▶ **EXERCISE INSTRUCTIONS**: Each entry that follows should be set down precisely, with its pictures removed.

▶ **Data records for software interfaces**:
- - - - -
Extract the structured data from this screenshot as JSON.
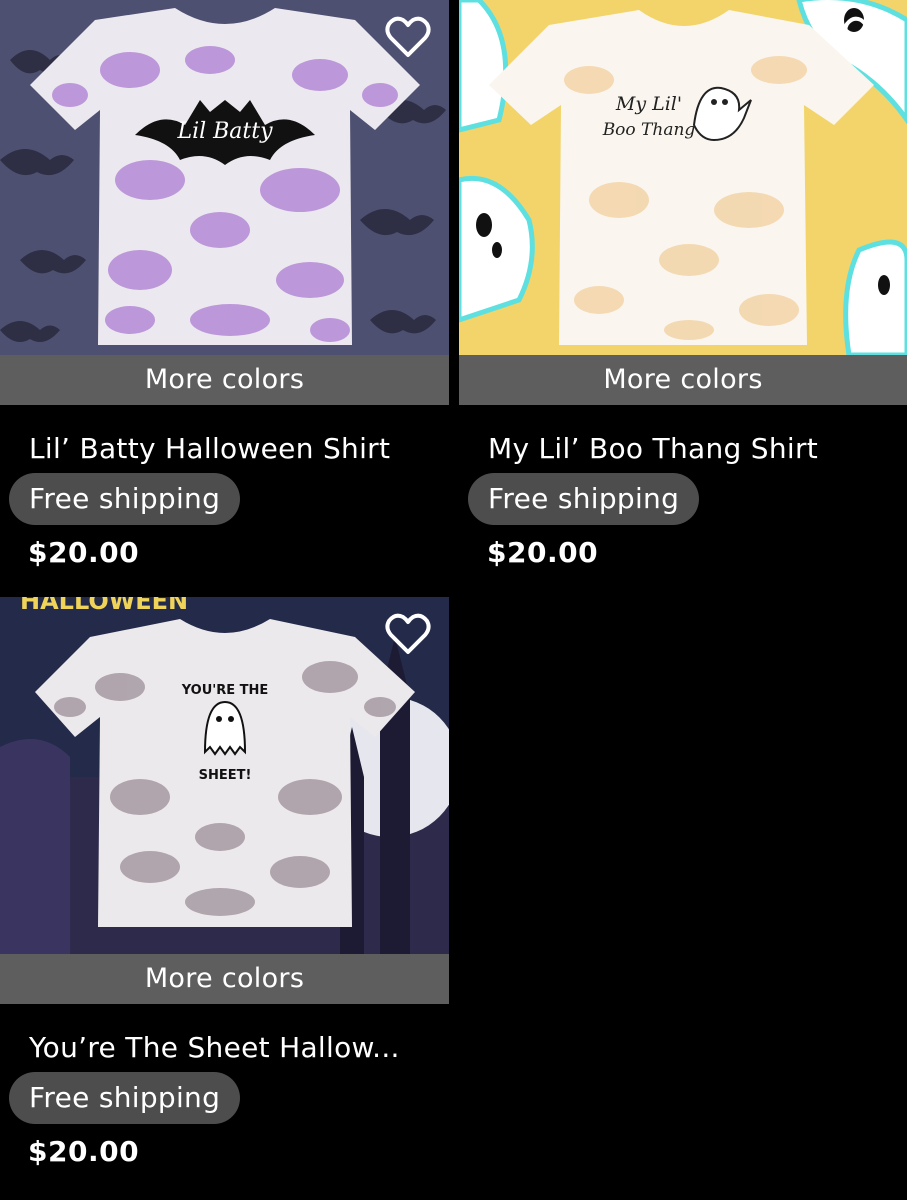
{
  "listings": [
    {
      "title": "Lil’ Batty Halloween Shirt",
      "more_colors": "More colors",
      "shipping": "Free shipping",
      "price": "$20.00",
      "shirt_text": "Lil Batty"
    },
    {
      "title": "My Lil’ Boo Thang Shirt",
      "more_colors": "More colors",
      "shipping": "Free shipping",
      "price": "$20.00",
      "shirt_text_line1": "My Lil'",
      "shirt_text_line2": "Boo Thang"
    },
    {
      "title": "You’re The Sheet Hallow...",
      "more_colors": "More colors",
      "shipping": "Free shipping",
      "price": "$20.00",
      "shirt_text_top": "YOU'RE THE",
      "shirt_text_bottom": "SHEET!",
      "banner_text": "HALLOWEEN"
    }
  ],
  "colors": {
    "background": "#000000",
    "more_colors_bar": "#5e5e5e",
    "badge": "#4d4d4d",
    "text": "#ffffff"
  }
}
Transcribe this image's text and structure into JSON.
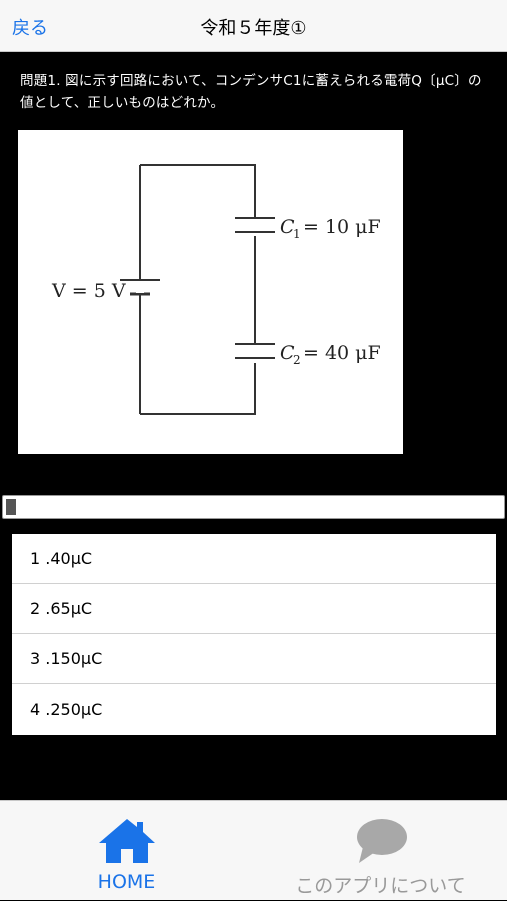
{
  "navbar": {
    "back_label": "戻る",
    "title": "令和５年度①"
  },
  "question": {
    "text": "問題1. 図に示す回路において、コンデンサC1に蓄えられる電荷Q〔μC〕の値として、正しいものはどれか。"
  },
  "figure": {
    "voltage_label": "V = 5 V",
    "c1_label": "= 10 μF",
    "c1_symbol": "C",
    "c1_sub": "1",
    "c2_label": "= 40 μF",
    "c2_symbol": "C",
    "c2_sub": "2"
  },
  "progress": {
    "fraction": 0.02
  },
  "answers": [
    {
      "label": "1 .40μC"
    },
    {
      "label": "2 .65μC"
    },
    {
      "label": "3 .150μC"
    },
    {
      "label": "4 .250μC"
    }
  ],
  "tabbar": {
    "home_label": "HOME",
    "home_icon": "home-icon",
    "about_label": "このアプリについて",
    "about_icon": "speech-bubble-icon",
    "active_color": "#1a73e8",
    "inactive_color": "#999999"
  }
}
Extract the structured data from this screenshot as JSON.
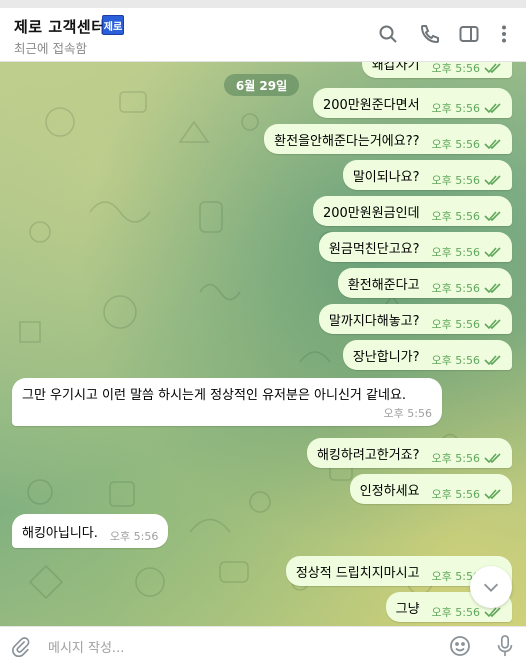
{
  "header": {
    "title": "제로 고객센터",
    "badge": "제로",
    "subtitle": "최근에 접속함"
  },
  "date_pill": "6월 29일",
  "messages": [
    {
      "side": "out",
      "text": "왜갑자기",
      "time": "오후 5:56"
    },
    {
      "side": "out",
      "text": "200만원준다면서",
      "time": "오후 5:56"
    },
    {
      "side": "out",
      "text": "환전을안해준다는거에요??",
      "time": "오후 5:56"
    },
    {
      "side": "out",
      "text": "말이되나요?",
      "time": "오후 5:56"
    },
    {
      "side": "out",
      "text": "200만원원금인데",
      "time": "오후 5:56"
    },
    {
      "side": "out",
      "text": "원금먹친단고요?",
      "time": "오후 5:56"
    },
    {
      "side": "out",
      "text": "환전해준다고",
      "time": "오후 5:56"
    },
    {
      "side": "out",
      "text": "말까지다해놓고?",
      "time": "오후 5:56"
    },
    {
      "side": "out",
      "text": "장난합니가?",
      "time": "오후 5:56"
    },
    {
      "side": "in",
      "text": "그만 우기시고 이런 말씀 하시는게 정상적인 유저분은 아니신거 같네요.",
      "time": "오후 5:56"
    },
    {
      "side": "out",
      "text": "해킹하려고한거죠?",
      "time": "오후 5:56"
    },
    {
      "side": "out",
      "text": "인정하세요",
      "time": "오후 5:56"
    },
    {
      "side": "in",
      "text": "해킹아닙니다.",
      "time": "오후 5:56"
    },
    {
      "side": "out",
      "text": "정상적 드립치지마시고",
      "time": "오후 5:56"
    },
    {
      "side": "out",
      "text": "그냥",
      "time": "오후 5:56"
    }
  ],
  "composer": {
    "placeholder": "메시지 작성..."
  },
  "icons": [
    "search-icon",
    "phone-icon",
    "sidebar-toggle-icon",
    "more-icon",
    "attach-icon",
    "emoji-icon",
    "mic-icon",
    "chevron-down-icon"
  ],
  "colors": {
    "outgoing_bubble": "#effdde",
    "incoming_bubble": "#ffffff",
    "check_color": "#5fa85a",
    "badge": "#2b5fd9"
  }
}
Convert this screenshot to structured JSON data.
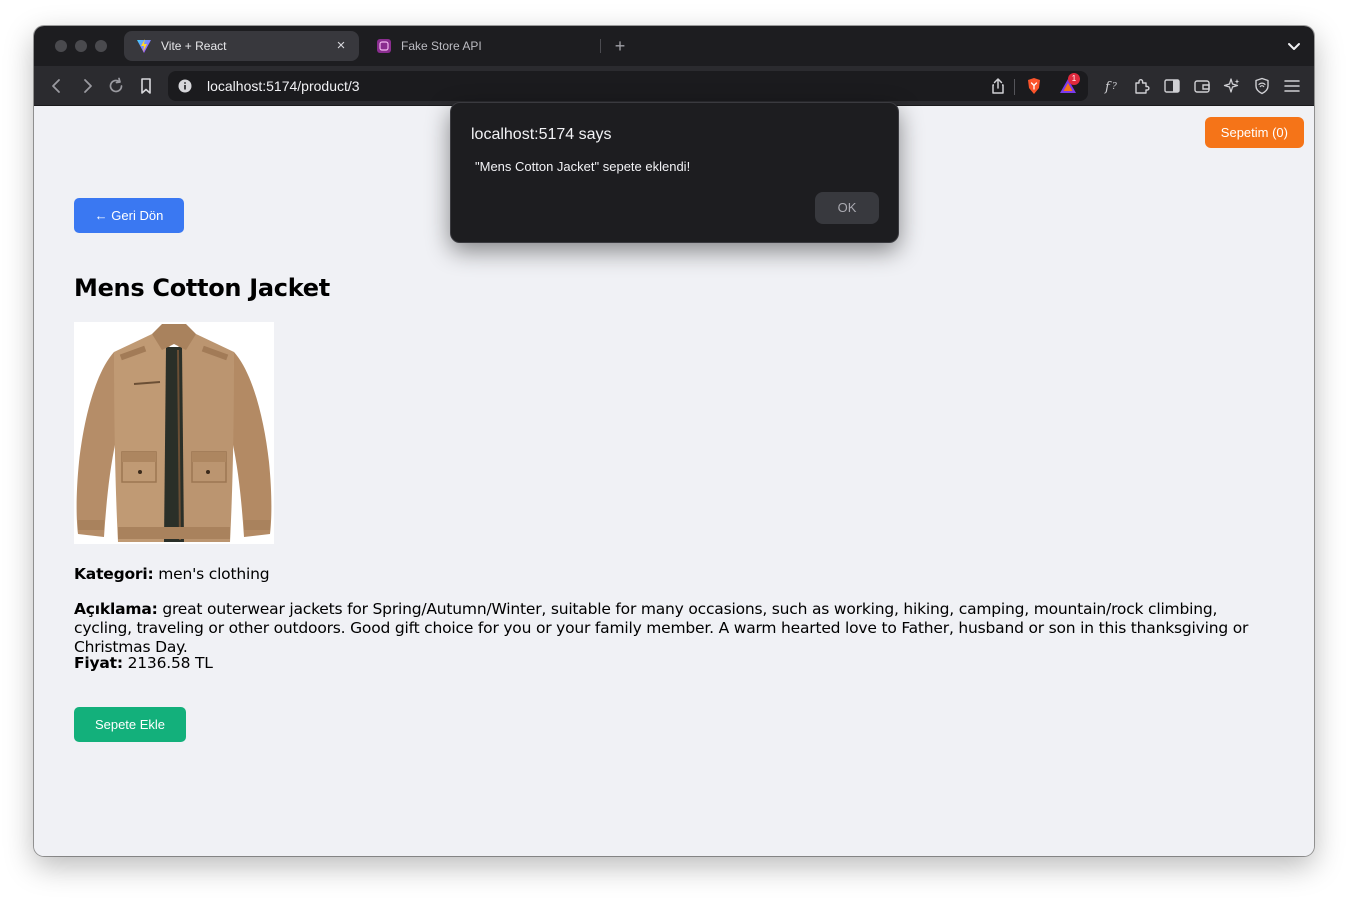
{
  "browser": {
    "tabs": [
      {
        "title": "Vite + React",
        "active": true,
        "close_glyph": "×"
      },
      {
        "title": "Fake Store API",
        "active": false
      }
    ],
    "new_tab_glyph": "+",
    "url": "localhost:5174/product/3",
    "extension_badge_count": "1"
  },
  "page": {
    "cart_button_label": "Sepetim (0)",
    "back_button_label": "← Geri Dön",
    "product": {
      "title": "Mens Cotton Jacket",
      "category_label": "Kategori:",
      "category_value": "men's clothing",
      "description_label": "Açıklama:",
      "description_value": "great outerwear jackets for Spring/Autumn/Winter, suitable for many occasions, such as working, hiking, camping, mountain/rock climbing, cycling, traveling or other outdoors. Good gift choice for you or your family member. A warm hearted love to Father, husband or son in this thanksgiving or Christmas Day.",
      "price_label": "Fiyat:",
      "price_value": "2136.58 TL"
    },
    "add_to_cart_label": "Sepete Ekle"
  },
  "dialog": {
    "title": "localhost:5174 says",
    "message": "\"Mens Cotton Jacket\" sepete eklendi!",
    "ok_label": "OK"
  },
  "colors": {
    "cart_button": "#f57418",
    "back_button": "#3a78f2",
    "add_button": "#13b07b",
    "page_background": "#f0f1f5",
    "browser_chrome": "#1d1d20"
  }
}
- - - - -
▶ **SOLUTION TO THE EXERCISE**:
Extract the structured data from this screenshot as JSON.
{
  "listings": [
    {
      "title": "Lil’ Batty Halloween Shirt",
      "more_colors": "More colors",
      "shipping": "Free shipping",
      "price": "$20.00",
      "shirt_text": "Lil Batty"
    },
    {
      "title": "My Lil’ Boo Thang Shirt",
      "more_colors": "More colors",
      "shipping": "Free shipping",
      "price": "$20.00",
      "shirt_text_line1": "My Lil'",
      "shirt_text_line2": "Boo Thang"
    },
    {
      "title": "You’re The Sheet Hallow...",
      "more_colors": "More colors",
      "shipping": "Free shipping",
      "price": "$20.00",
      "shirt_text_top": "YOU'RE THE",
      "shirt_text_bottom": "SHEET!",
      "banner_text": "HALLOWEEN"
    }
  ],
  "colors": {
    "background": "#000000",
    "more_colors_bar": "#5e5e5e",
    "badge": "#4d4d4d",
    "text": "#ffffff"
  }
}
Transcribe this image's text and structure into JSON.
{
  "navbar": {
    "back_label": "戻る",
    "title": "令和５年度①"
  },
  "question": {
    "text": "問題1. 図に示す回路において、コンデンサC1に蓄えられる電荷Q〔μC〕の値として、正しいものはどれか。"
  },
  "figure": {
    "voltage_label": "V = 5 V",
    "c1_label": "= 10 μF",
    "c1_symbol": "C",
    "c1_sub": "1",
    "c2_label": "= 40 μF",
    "c2_symbol": "C",
    "c2_sub": "2"
  },
  "progress": {
    "fraction": 0.02
  },
  "answers": [
    {
      "label": "1 .40μC"
    },
    {
      "label": "2 .65μC"
    },
    {
      "label": "3 .150μC"
    },
    {
      "label": "4 .250μC"
    }
  ],
  "tabbar": {
    "home_label": "HOME",
    "home_icon": "home-icon",
    "about_label": "このアプリについて",
    "about_icon": "speech-bubble-icon",
    "active_color": "#1a73e8",
    "inactive_color": "#999999"
  }
}
Extract the structured data from this screenshot as JSON.
{
  "header": {
    "title": "제로 고객센터",
    "badge": "제로",
    "subtitle": "최근에 접속함"
  },
  "date_pill": "6월 29일",
  "messages": [
    {
      "side": "out",
      "text": "왜갑자기",
      "time": "오후 5:56"
    },
    {
      "side": "out",
      "text": "200만원준다면서",
      "time": "오후 5:56"
    },
    {
      "side": "out",
      "text": "환전을안해준다는거에요??",
      "time": "오후 5:56"
    },
    {
      "side": "out",
      "text": "말이되나요?",
      "time": "오후 5:56"
    },
    {
      "side": "out",
      "text": "200만원원금인데",
      "time": "오후 5:56"
    },
    {
      "side": "out",
      "text": "원금먹친단고요?",
      "time": "오후 5:56"
    },
    {
      "side": "out",
      "text": "환전해준다고",
      "time": "오후 5:56"
    },
    {
      "side": "out",
      "text": "말까지다해놓고?",
      "time": "오후 5:56"
    },
    {
      "side": "out",
      "text": "장난합니가?",
      "time": "오후 5:56"
    },
    {
      "side": "in",
      "text": "그만 우기시고 이런 말씀 하시는게 정상적인 유저분은 아니신거 같네요.",
      "time": "오후 5:56"
    },
    {
      "side": "out",
      "text": "해킹하려고한거죠?",
      "time": "오후 5:56"
    },
    {
      "side": "out",
      "text": "인정하세요",
      "time": "오후 5:56"
    },
    {
      "side": "in",
      "text": "해킹아닙니다.",
      "time": "오후 5:56"
    },
    {
      "side": "out",
      "text": "정상적 드립치지마시고",
      "time": "오후 5:56"
    },
    {
      "side": "out",
      "text": "그냥",
      "time": "오후 5:56"
    }
  ],
  "composer": {
    "placeholder": "메시지 작성..."
  },
  "icons": [
    "search-icon",
    "phone-icon",
    "sidebar-toggle-icon",
    "more-icon",
    "attach-icon",
    "emoji-icon",
    "mic-icon",
    "chevron-down-icon"
  ],
  "colors": {
    "outgoing_bubble": "#effdde",
    "incoming_bubble": "#ffffff",
    "check_color": "#5fa85a",
    "badge": "#2b5fd9"
  }
}
Convert this screenshot to structured JSON data.
{
  "browser": {
    "tabs": [
      {
        "title": "Vite + React",
        "active": true,
        "close_glyph": "×"
      },
      {
        "title": "Fake Store API",
        "active": false
      }
    ],
    "new_tab_glyph": "+",
    "url": "localhost:5174/product/3",
    "extension_badge_count": "1"
  },
  "page": {
    "cart_button_label": "Sepetim (0)",
    "back_button_label": "← Geri Dön",
    "product": {
      "title": "Mens Cotton Jacket",
      "category_label": "Kategori:",
      "category_value": "men's clothing",
      "description_label": "Açıklama:",
      "description_value": "great outerwear jackets for Spring/Autumn/Winter, suitable for many occasions, such as working, hiking, camping, mountain/rock climbing, cycling, traveling or other outdoors. Good gift choice for you or your family member. A warm hearted love to Father, husband or son in this thanksgiving or Christmas Day.",
      "price_label": "Fiyat:",
      "price_value": "2136.58 TL"
    },
    "add_to_cart_label": "Sepete Ekle"
  },
  "dialog": {
    "title": "localhost:5174 says",
    "message": "\"Mens Cotton Jacket\" sepete eklendi!",
    "ok_label": "OK"
  },
  "colors": {
    "cart_button": "#f57418",
    "back_button": "#3a78f2",
    "add_button": "#13b07b",
    "page_background": "#f0f1f5",
    "browser_chrome": "#1d1d20"
  }
}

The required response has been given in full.